[Dataset entries]

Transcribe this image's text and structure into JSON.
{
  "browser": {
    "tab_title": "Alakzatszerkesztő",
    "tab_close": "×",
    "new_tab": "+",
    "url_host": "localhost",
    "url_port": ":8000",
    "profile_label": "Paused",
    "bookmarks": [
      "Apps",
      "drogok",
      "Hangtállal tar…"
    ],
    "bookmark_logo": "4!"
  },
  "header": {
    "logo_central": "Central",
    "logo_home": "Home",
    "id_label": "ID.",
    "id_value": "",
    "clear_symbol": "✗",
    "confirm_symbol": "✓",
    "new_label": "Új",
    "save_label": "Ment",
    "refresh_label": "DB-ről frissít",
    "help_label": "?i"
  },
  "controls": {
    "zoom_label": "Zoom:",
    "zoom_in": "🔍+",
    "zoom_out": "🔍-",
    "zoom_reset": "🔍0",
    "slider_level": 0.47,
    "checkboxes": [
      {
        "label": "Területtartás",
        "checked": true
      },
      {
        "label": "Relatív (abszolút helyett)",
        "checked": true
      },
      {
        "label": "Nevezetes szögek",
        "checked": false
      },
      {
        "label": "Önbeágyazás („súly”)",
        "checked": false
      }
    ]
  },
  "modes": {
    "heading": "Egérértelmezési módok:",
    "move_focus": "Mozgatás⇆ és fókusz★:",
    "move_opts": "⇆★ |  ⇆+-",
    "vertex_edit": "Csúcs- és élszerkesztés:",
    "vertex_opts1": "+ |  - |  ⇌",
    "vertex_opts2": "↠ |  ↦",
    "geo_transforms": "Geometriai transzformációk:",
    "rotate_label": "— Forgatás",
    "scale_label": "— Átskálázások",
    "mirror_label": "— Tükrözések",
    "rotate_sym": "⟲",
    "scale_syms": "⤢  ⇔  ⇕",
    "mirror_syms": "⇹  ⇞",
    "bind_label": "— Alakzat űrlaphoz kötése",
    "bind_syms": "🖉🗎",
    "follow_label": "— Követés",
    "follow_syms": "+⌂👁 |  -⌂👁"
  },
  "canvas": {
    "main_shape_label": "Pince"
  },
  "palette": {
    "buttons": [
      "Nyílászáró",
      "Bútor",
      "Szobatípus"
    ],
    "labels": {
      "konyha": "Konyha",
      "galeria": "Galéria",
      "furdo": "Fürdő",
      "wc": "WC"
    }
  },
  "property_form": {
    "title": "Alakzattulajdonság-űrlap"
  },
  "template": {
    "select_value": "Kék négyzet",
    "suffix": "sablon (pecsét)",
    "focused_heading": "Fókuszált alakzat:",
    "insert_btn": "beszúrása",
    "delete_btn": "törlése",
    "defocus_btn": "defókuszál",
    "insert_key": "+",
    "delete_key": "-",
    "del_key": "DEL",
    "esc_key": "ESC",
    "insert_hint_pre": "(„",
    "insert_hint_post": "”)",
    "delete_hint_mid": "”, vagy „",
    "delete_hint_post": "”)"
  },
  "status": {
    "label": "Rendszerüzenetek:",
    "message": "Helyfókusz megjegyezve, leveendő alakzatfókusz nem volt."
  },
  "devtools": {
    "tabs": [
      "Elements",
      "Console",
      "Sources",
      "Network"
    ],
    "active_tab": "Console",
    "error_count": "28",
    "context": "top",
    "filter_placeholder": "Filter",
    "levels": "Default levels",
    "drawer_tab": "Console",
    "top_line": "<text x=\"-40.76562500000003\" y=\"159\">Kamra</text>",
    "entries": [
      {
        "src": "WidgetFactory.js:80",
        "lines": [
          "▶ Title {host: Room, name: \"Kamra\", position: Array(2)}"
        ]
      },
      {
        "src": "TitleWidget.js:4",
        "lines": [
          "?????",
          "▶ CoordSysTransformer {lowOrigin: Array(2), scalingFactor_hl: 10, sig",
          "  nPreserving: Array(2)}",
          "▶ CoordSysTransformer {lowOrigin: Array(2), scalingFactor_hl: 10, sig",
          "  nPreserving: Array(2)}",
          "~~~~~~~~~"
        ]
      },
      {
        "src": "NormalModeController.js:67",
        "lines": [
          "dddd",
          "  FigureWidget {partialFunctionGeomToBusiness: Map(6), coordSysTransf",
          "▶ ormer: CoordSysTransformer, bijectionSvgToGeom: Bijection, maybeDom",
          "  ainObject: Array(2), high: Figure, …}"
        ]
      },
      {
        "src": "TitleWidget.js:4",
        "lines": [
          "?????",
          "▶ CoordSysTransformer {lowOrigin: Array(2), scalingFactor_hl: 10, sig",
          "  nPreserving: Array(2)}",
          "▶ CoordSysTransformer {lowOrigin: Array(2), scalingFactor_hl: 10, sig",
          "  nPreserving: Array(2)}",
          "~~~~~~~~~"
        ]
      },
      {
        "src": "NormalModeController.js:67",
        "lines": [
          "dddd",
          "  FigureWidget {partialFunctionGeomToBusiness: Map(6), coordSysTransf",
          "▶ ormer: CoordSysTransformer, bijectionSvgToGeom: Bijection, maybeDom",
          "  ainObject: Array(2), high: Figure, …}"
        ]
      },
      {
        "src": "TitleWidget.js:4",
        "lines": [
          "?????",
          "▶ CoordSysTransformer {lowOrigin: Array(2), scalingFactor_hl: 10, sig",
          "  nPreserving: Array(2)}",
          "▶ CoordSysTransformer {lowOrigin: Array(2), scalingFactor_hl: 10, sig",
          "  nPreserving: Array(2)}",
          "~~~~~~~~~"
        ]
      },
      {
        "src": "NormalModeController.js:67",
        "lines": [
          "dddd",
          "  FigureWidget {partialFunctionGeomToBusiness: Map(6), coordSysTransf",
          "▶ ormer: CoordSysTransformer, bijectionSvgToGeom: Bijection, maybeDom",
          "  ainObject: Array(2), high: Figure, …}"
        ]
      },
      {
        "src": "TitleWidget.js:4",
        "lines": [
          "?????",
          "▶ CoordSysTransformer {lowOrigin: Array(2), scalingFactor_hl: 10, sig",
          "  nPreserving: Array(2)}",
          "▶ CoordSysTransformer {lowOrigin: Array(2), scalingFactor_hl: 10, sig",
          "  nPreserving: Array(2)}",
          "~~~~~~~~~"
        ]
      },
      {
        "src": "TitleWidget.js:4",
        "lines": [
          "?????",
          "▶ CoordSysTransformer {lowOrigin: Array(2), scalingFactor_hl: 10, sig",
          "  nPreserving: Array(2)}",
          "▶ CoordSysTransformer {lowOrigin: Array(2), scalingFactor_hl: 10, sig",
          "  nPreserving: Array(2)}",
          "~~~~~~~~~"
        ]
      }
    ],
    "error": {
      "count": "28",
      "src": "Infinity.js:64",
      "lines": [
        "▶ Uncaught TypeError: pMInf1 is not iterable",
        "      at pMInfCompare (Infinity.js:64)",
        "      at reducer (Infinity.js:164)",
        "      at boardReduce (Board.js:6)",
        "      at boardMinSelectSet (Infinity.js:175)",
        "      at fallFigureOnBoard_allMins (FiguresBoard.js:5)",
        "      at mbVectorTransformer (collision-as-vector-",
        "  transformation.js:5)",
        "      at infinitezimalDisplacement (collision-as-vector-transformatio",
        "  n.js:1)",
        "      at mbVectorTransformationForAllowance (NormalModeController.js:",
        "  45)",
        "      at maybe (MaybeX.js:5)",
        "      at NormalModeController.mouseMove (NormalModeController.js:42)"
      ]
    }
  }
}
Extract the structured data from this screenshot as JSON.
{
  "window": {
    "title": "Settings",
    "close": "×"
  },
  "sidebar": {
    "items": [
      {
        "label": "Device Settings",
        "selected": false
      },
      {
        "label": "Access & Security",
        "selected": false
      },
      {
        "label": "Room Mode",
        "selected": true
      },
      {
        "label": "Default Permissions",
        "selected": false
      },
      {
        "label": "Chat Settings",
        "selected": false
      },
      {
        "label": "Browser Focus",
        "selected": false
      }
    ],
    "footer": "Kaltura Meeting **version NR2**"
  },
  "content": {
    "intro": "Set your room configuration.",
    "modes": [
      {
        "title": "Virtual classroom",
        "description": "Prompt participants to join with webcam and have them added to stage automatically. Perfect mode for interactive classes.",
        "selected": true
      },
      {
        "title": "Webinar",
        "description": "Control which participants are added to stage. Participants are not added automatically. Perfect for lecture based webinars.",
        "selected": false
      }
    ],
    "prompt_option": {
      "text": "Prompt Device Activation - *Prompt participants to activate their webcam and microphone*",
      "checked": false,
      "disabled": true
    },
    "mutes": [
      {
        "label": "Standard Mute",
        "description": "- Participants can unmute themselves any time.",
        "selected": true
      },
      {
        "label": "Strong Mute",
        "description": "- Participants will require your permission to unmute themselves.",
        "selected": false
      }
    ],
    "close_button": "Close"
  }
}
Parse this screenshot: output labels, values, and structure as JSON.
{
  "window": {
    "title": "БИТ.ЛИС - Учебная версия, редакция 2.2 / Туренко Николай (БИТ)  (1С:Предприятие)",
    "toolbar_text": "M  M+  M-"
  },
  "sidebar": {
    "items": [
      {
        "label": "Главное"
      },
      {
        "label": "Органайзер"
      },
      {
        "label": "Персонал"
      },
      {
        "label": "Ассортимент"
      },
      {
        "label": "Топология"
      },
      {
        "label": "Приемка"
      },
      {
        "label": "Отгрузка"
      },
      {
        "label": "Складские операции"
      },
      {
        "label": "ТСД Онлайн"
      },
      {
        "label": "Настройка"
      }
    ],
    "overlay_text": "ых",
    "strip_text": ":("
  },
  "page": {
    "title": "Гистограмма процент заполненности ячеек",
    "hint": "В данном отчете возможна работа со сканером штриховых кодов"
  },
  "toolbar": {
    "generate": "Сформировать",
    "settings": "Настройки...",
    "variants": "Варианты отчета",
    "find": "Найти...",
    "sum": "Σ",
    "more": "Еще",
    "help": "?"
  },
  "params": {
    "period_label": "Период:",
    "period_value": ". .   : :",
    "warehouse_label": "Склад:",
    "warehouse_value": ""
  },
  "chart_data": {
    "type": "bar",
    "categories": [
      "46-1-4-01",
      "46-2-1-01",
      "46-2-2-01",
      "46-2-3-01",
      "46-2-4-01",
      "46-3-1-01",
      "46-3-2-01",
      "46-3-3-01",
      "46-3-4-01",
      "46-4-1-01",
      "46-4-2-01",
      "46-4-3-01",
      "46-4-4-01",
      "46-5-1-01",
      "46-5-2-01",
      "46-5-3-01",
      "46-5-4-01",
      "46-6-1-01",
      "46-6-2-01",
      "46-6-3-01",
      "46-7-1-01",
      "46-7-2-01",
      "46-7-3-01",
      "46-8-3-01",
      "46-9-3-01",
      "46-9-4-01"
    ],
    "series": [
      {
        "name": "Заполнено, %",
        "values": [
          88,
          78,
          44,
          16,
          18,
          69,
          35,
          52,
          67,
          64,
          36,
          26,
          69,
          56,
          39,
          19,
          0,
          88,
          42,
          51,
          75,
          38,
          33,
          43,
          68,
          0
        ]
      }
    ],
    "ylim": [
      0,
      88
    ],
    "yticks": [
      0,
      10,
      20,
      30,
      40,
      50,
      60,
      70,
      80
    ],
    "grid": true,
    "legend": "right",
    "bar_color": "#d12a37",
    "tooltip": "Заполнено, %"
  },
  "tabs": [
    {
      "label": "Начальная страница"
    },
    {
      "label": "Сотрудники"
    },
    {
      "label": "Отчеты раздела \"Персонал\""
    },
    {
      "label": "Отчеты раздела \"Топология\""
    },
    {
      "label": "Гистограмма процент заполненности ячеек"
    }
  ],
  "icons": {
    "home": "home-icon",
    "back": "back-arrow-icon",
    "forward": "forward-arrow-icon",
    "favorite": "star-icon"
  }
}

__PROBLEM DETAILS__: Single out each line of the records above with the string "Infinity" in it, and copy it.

__ANSWER TO THE EXERCISE__:
      "src": "Infinity.js:64",
        "      at pMInfCompare (Infinity.js:64)",
        "      at reducer (Infinity.js:164)",
        "      at boardMinSelectSet (Infinity.js:175)",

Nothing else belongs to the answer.